+++ PROVIDED ENTRIES

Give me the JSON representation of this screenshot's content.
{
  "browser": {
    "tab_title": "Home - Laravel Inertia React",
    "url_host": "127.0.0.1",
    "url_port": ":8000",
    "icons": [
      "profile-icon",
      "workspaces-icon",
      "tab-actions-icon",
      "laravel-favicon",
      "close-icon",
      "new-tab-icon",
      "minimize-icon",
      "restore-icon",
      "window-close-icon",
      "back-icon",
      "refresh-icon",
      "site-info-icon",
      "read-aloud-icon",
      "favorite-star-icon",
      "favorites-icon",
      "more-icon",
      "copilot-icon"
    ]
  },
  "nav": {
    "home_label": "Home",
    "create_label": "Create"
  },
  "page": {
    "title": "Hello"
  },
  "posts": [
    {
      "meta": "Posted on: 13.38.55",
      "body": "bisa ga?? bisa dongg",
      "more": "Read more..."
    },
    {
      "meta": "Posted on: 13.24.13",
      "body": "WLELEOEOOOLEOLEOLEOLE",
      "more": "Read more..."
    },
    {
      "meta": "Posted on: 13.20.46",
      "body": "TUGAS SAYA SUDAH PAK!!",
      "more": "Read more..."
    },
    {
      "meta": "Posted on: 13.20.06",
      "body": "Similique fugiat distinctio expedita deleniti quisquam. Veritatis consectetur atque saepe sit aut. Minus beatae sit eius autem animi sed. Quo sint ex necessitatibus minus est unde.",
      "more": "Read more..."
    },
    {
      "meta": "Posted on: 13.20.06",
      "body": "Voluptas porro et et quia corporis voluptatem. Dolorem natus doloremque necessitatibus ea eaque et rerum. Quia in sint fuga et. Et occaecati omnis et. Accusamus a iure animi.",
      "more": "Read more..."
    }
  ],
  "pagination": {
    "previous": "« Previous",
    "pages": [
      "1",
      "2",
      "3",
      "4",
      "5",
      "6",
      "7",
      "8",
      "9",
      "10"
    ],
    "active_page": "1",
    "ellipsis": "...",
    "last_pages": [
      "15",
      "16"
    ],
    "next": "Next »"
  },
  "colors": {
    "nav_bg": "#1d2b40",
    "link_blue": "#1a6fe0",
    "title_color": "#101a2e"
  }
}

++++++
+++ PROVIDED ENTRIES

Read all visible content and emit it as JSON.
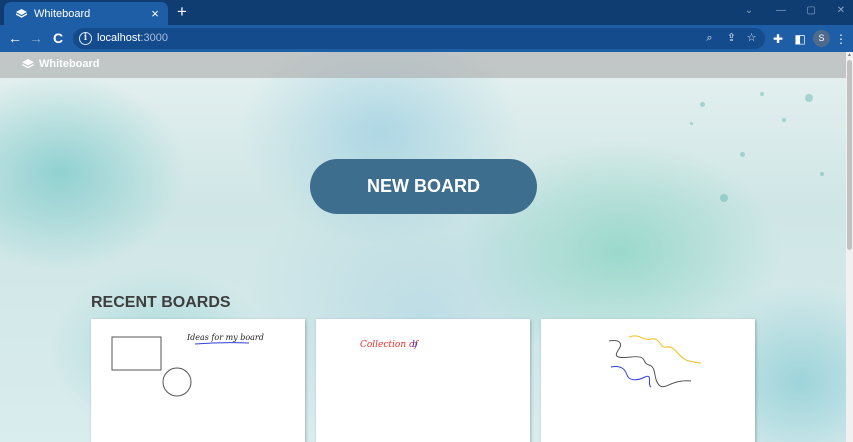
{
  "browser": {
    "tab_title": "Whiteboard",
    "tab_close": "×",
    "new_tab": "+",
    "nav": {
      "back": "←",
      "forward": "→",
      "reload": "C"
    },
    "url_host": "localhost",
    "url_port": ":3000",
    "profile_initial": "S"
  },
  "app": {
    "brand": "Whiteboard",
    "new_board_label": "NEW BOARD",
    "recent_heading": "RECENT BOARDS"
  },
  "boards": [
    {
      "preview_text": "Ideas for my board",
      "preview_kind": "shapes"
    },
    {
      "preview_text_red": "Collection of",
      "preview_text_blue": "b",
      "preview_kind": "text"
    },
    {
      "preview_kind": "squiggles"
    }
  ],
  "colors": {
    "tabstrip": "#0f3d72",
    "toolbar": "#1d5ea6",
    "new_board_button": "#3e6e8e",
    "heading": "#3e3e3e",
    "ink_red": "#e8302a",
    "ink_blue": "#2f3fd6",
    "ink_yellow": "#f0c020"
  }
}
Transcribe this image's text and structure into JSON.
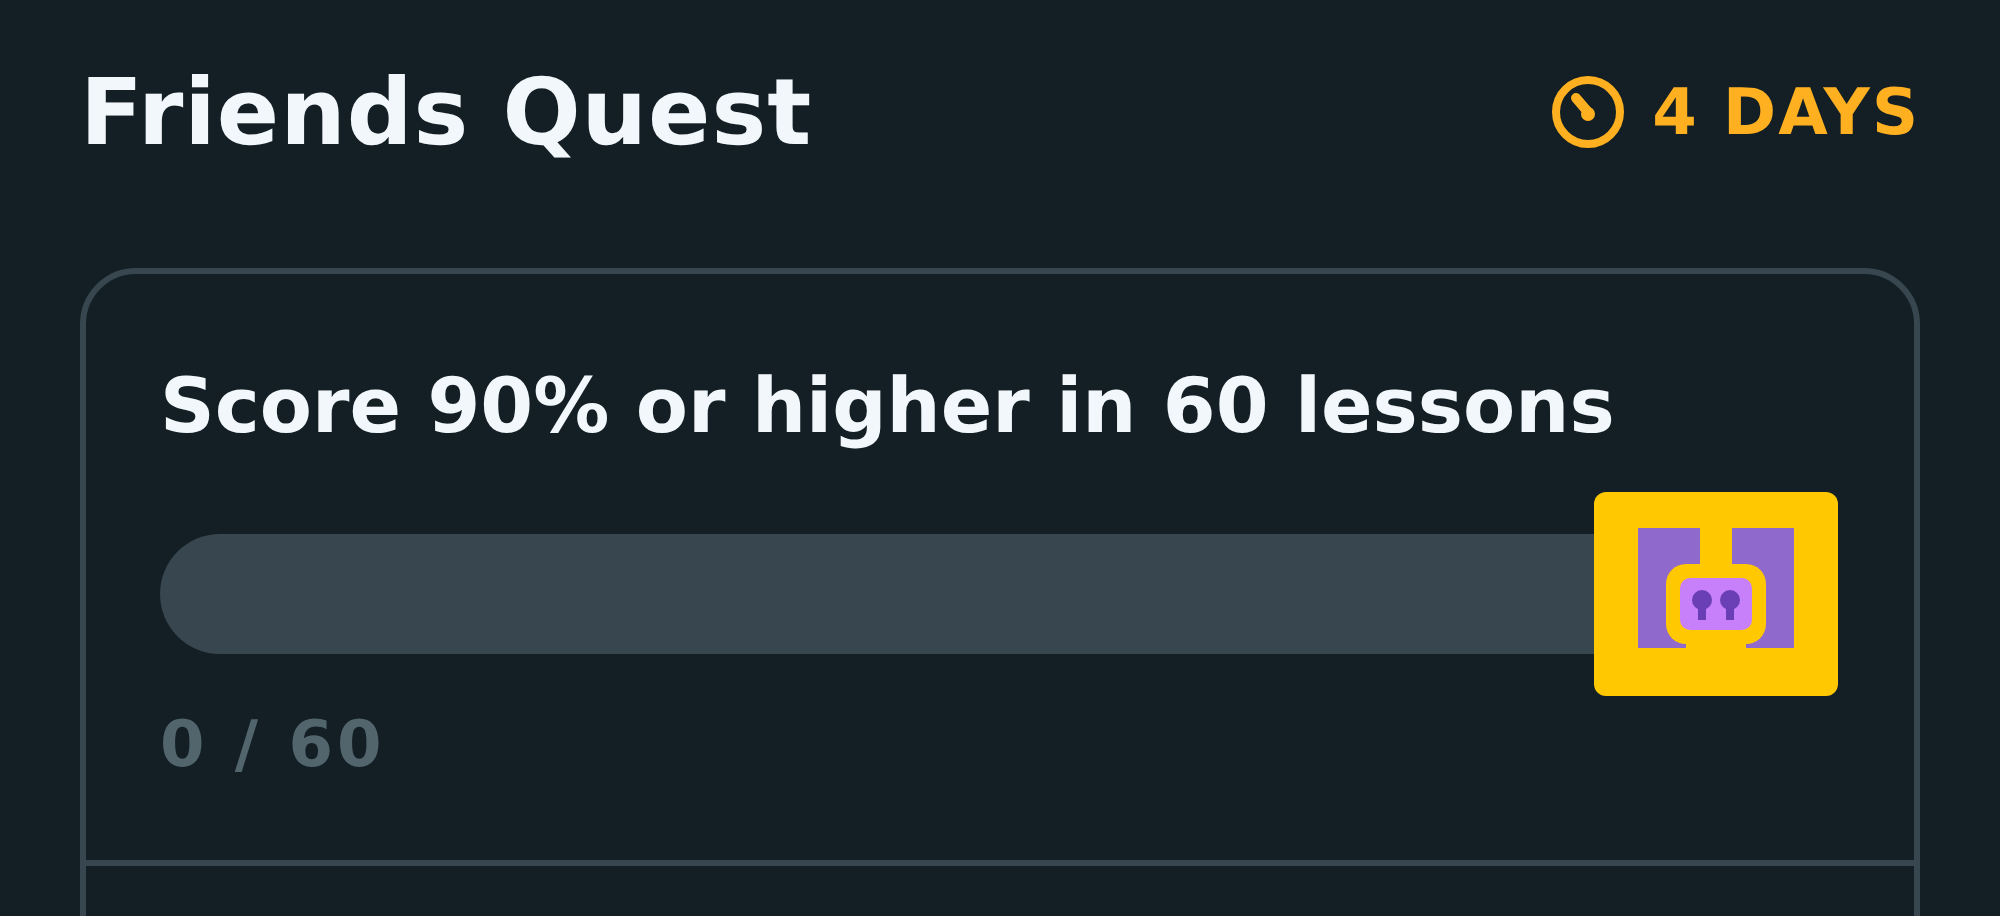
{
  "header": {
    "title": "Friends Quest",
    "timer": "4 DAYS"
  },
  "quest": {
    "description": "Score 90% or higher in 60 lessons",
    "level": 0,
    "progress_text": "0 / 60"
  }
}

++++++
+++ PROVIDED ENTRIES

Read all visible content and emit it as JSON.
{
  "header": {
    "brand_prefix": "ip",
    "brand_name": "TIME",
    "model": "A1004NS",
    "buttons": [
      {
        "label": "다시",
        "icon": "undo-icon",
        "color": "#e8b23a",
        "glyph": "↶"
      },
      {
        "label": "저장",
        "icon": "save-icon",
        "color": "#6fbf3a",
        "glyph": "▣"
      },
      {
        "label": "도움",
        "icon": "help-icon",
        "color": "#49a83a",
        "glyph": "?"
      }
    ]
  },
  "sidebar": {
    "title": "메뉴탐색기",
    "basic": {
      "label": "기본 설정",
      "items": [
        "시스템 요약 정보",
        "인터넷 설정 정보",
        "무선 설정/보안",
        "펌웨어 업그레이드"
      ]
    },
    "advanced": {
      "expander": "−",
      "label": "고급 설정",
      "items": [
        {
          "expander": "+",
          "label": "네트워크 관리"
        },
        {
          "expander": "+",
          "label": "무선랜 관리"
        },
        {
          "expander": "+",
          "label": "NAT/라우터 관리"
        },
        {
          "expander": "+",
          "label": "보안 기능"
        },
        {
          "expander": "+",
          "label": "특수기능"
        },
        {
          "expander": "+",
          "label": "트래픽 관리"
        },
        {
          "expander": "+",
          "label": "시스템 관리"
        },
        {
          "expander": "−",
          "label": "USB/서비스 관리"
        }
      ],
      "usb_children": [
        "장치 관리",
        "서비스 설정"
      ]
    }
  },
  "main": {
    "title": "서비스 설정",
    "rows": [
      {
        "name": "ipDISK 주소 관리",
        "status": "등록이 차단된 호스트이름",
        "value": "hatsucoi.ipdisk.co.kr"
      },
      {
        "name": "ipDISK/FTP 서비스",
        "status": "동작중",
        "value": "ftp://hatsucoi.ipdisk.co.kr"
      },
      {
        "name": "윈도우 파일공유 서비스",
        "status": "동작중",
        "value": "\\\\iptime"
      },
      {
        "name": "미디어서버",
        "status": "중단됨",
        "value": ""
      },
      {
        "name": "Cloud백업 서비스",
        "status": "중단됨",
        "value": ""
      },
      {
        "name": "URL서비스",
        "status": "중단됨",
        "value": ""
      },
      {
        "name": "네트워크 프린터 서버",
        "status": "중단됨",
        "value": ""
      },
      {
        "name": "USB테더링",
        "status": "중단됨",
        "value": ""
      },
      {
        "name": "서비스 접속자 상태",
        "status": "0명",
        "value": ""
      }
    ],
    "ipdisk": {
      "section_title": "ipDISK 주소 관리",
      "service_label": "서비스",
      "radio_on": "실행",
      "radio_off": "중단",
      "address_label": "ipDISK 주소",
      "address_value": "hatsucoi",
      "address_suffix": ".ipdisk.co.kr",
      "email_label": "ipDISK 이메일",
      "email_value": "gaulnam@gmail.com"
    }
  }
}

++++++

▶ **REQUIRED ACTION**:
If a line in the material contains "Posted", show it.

▶ **SOLUTION TO THIS PROBLEM**:
      "meta": "Posted on: 13.38.55",
      "meta": "Posted on: 13.24.13",
      "meta": "Posted on: 13.20.46",
      "meta": "Posted on: 13.20.06",
      "meta": "Posted on: 13.20.06",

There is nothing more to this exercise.